Keeping Workers Safe from Crane Hazards
Incidents involving cranes lead to over 400 nonfatal injuries in 2020.
Friday, January 20, 2023
Section: AGC/VT News

crane photo

In 2020, there were 490 cases of non-fatal incidents involving cranes that caused workers to miss work, according to the Bureau of Labor Statistics (BLS). From 2011 to 2017, an average of 42 workers died from crane-related deaths each year, per the BLS. The most frequent incident involving cranes that led to worker death during this time period was struck by incidents. Falls to a lower level and transportation-related incidents accounted for fewer deaths, but still lead to workers losing their lives.

In November 2022, an incident led to a crane-related death in Guam, according to a news release. Following the incident, OSHA advised “employers in Guam, American Samoa and the Northern Mariana Islands to enhance safety measures to protect workers against crane hazards,” the news release said.

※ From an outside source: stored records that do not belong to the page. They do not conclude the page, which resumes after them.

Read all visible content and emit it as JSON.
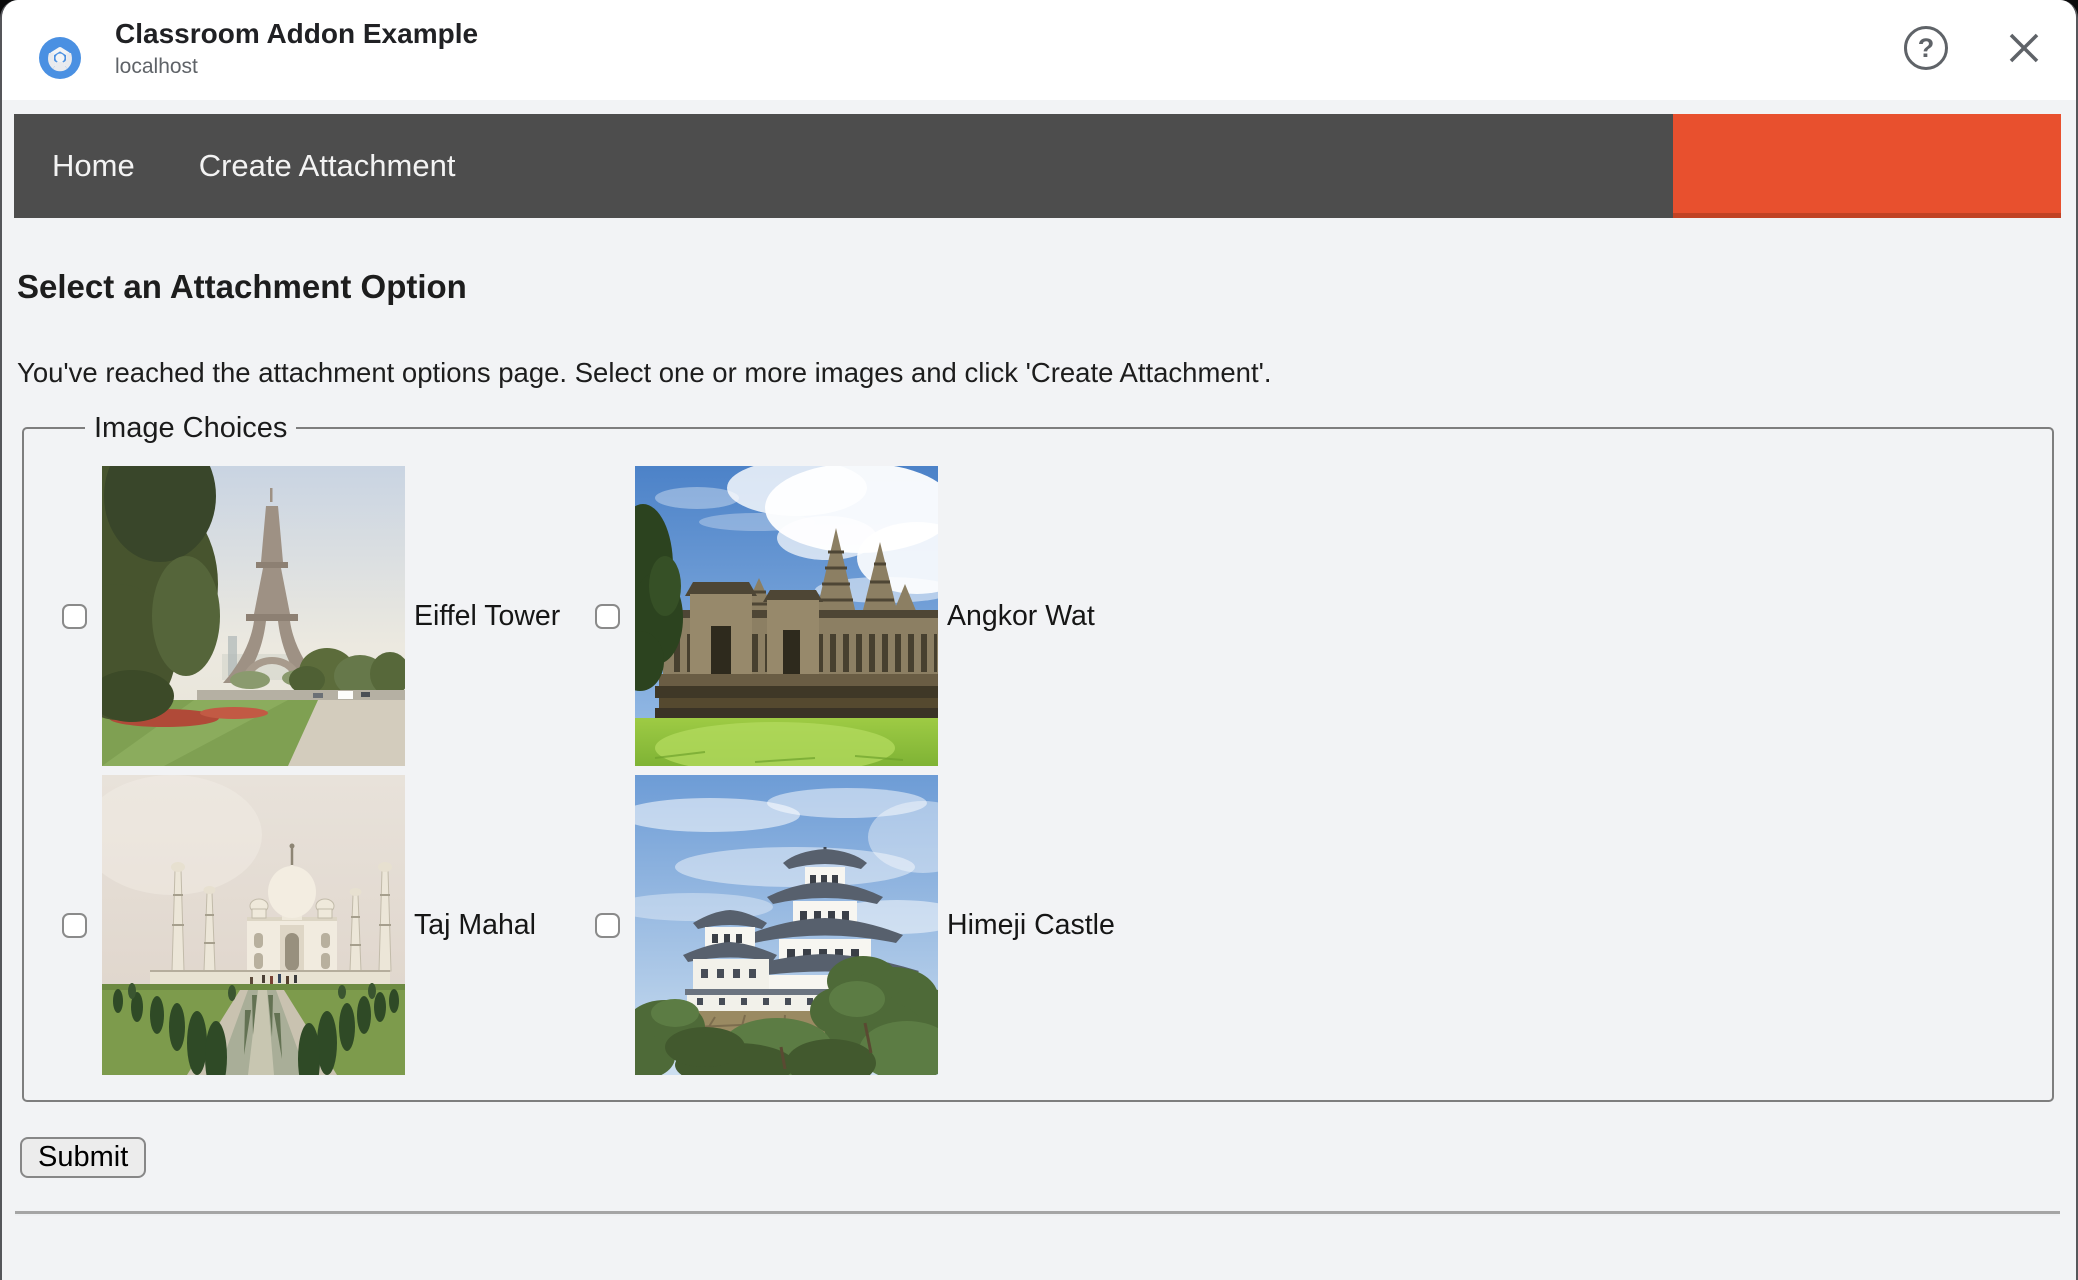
{
  "window": {
    "title": "Classroom Addon Example",
    "subtitle": "localhost",
    "help_glyph": "?"
  },
  "nav": {
    "items": [
      {
        "label": "Home"
      },
      {
        "label": "Create Attachment"
      }
    ]
  },
  "content": {
    "heading": "Select an Attachment Option",
    "description": "You've reached the attachment options page. Select one or more images and click 'Create Attachment'.",
    "image_choices": {
      "legend": "Image Choices",
      "options": [
        {
          "label": "Eiffel Tower",
          "checked": false
        },
        {
          "label": "Angkor Wat",
          "checked": false
        },
        {
          "label": "Taj Mahal",
          "checked": false
        },
        {
          "label": "Himeji Castle",
          "checked": false
        }
      ]
    },
    "submit_label": "Submit"
  },
  "colors": {
    "nav_bg": "#4d4d4d",
    "nav_accent": "#e8502e",
    "page_bg": "#f2f3f5",
    "header_bg": "#ffffff",
    "icon_gray": "#5f6368"
  }
}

So how can employers—everywhere—protect workers from injury or death around cranes? For starters, “use your experience, knowledge and training to assess risks and follow crane procedures,” OSHA said. If you notice any damage, don’t use the machinery. If you think there may be an issue, like a “mechanical or electrical malfunction,” don’t use the machinery.

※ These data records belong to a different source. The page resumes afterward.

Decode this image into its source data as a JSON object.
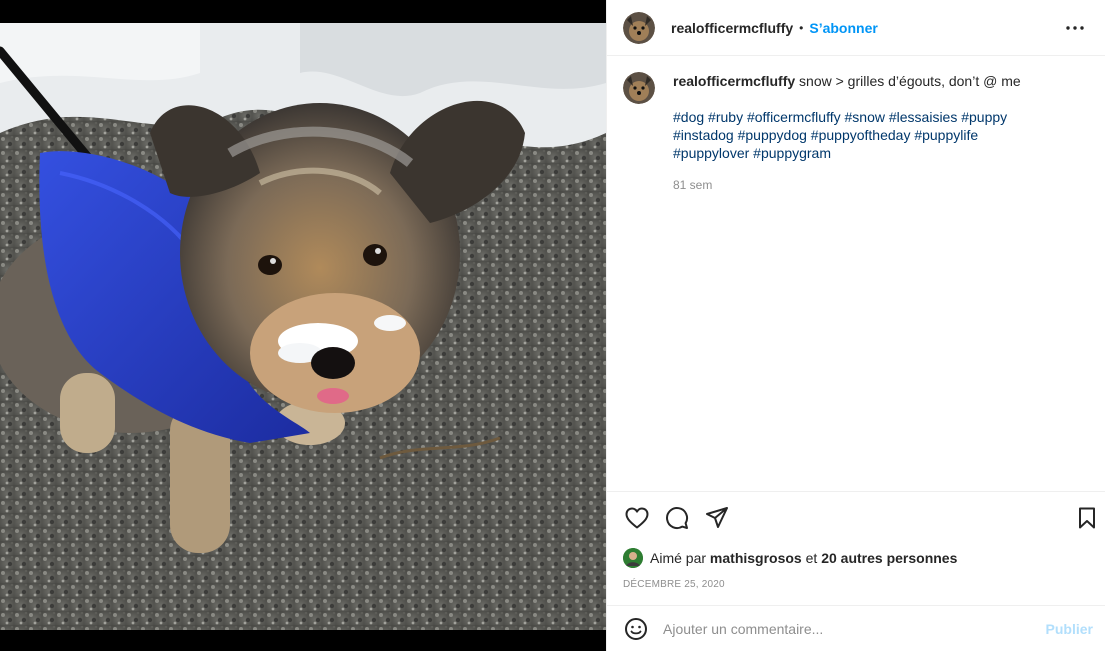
{
  "post": {
    "username": "realofficermcfluffy",
    "separator": "•",
    "follow_label": "S’abonner",
    "caption_text": " snow > grilles d’égouts, don’t @ me",
    "hashtags": [
      "#dog",
      "#ruby",
      "#officermcfluffy",
      "#snow",
      "#lessaisies",
      "#puppy",
      "#instadog",
      "#puppydog",
      "#puppyoftheday",
      "#puppylife",
      "#puppylover",
      "#puppygram"
    ],
    "age": "81 sem"
  },
  "likes": {
    "prefix": "Aimé par ",
    "liker": "mathisgrosos",
    "conjunction": " et ",
    "others": "20 autres personnes"
  },
  "date": "DÉCEMBRE 25, 2020",
  "comment_box": {
    "placeholder": "Ajouter un commentaire...",
    "submit_label": "Publier"
  },
  "icons": {
    "more": "more-options-icon",
    "like": "heart-icon",
    "comment": "comment-icon",
    "share": "paper-plane-icon",
    "save": "bookmark-icon",
    "emoji": "emoji-icon"
  },
  "colors": {
    "accent": "#0095f6",
    "hashtag": "#00376b",
    "muted": "#8e8e8e",
    "publish_disabled": "#b2dffc",
    "dog_coat": "#2a3fd0"
  }
}
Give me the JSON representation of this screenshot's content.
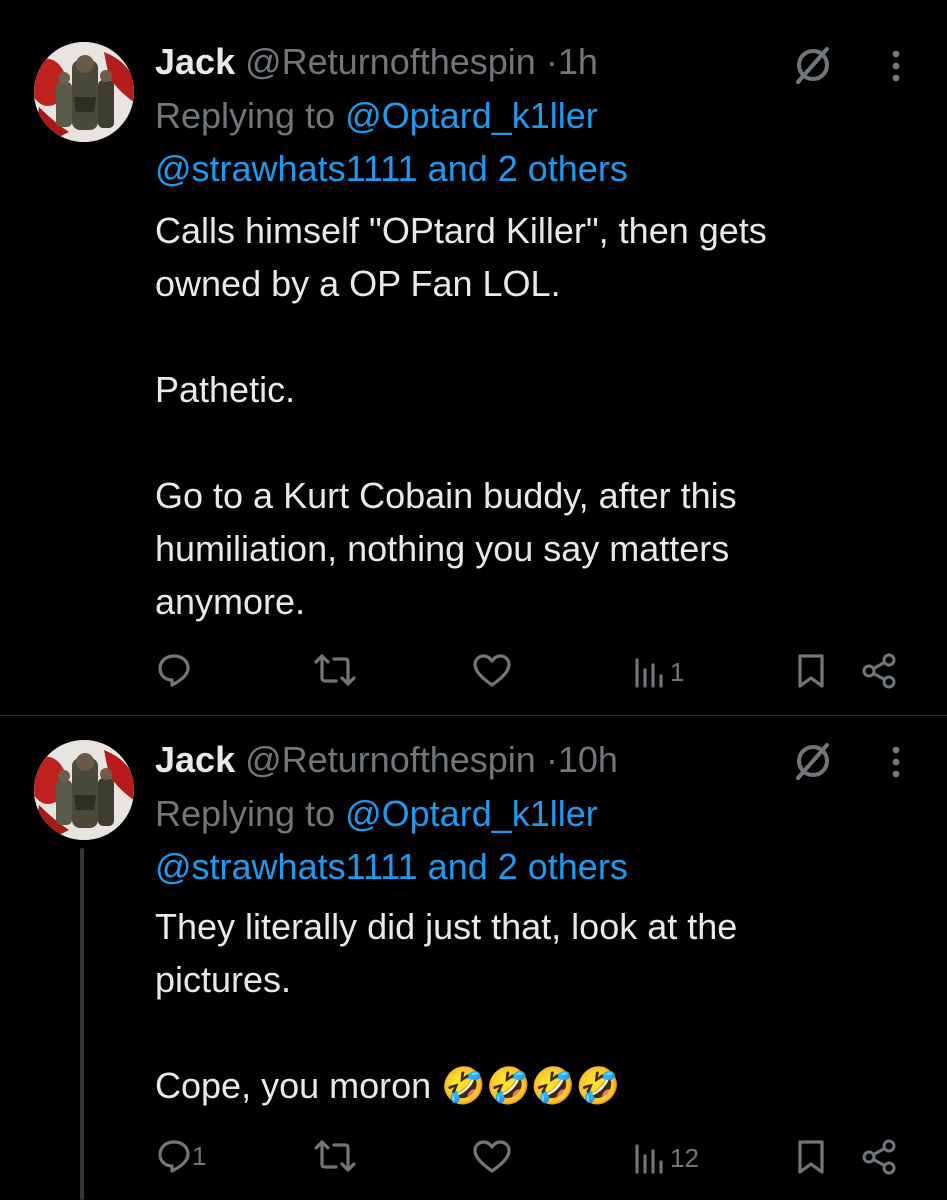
{
  "tweets": [
    {
      "name": "Jack",
      "handle": "@Returnofthespin",
      "sep": "·",
      "time": "1h",
      "replying_prefix": "Replying to ",
      "reply_to": "@Optard_k1ller",
      "reply_others": "@strawhats1111 and 2 others",
      "text": "Calls himself \"OPtard Killer\", then gets\nowned by a OP Fan LOL.\n\nPathetic.\n\nGo to a Kurt Cobain buddy, after this\nhumiliation, nothing you say matters\nanymore.",
      "replies": "",
      "reposts": "",
      "likes": "",
      "views": "1"
    },
    {
      "name": "Jack",
      "handle": "@Returnofthespin",
      "sep": "·",
      "time": "10h",
      "replying_prefix": "Replying to ",
      "reply_to": "@Optard_k1ller",
      "reply_others": "@strawhats1111 and 2 others",
      "text": "They literally did just that, look at the\npictures.\n\nCope, you moron 🤣🤣🤣🤣",
      "replies": "1",
      "reposts": "",
      "likes": "",
      "views": "12"
    }
  ],
  "icons": {
    "grok": "grok-slash-icon",
    "more": "more-vertical-icon",
    "reply": "reply-bubble-icon",
    "repost": "repost-icon",
    "like": "heart-icon",
    "views": "views-bar-icon",
    "bookmark": "bookmark-icon",
    "share": "share-icon"
  },
  "colors": {
    "background": "#000000",
    "text": "#e7e9ea",
    "muted": "#71767b",
    "link": "#1d9bf0",
    "divider": "#2f3336"
  }
}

Suspended loads can bring their own hazards into the workspace. To avoid any injuries, workers should not work on the load if it means they must be under it or walk under the load, OSHA said.

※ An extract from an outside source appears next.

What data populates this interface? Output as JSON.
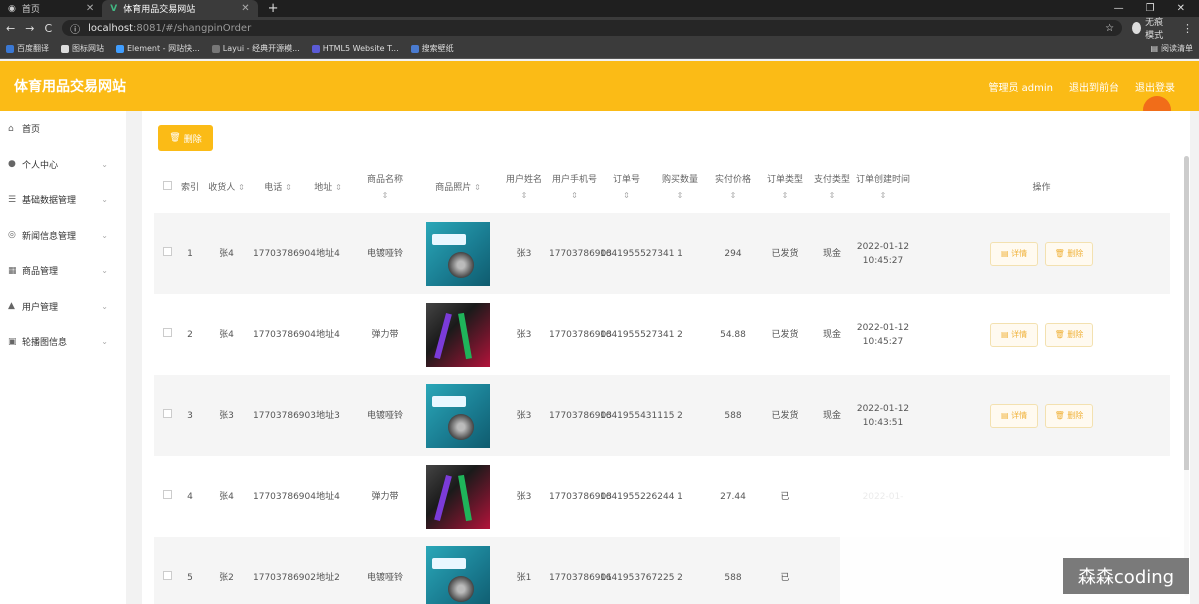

When it comes to the wire rope, there are a few additional “don’ts” OSHA recommends:

  • “Do not attempt to lengthen wire rope or repair damaged wire rope,”
  • “Do not use the wire rope, any part of the crane, hoist, or the load block and hook as a ground for welding” and
  • “Do not allow a welding electrode to touch the wire rope.”

Any labels on the machinery should not be tampered with. Employers should also ensure that workers are using PPE, OSHA said.

"Injuries and fatalities related to crane operations are preventable with adequate workplace training and proper attention to safety controls," said OSHA Area Director Roger Forstner in Honolulu in the news release. "Employers need to take all necessary steps to reduce incidents involving crane operations and improve the workplace safety where cranes are in use."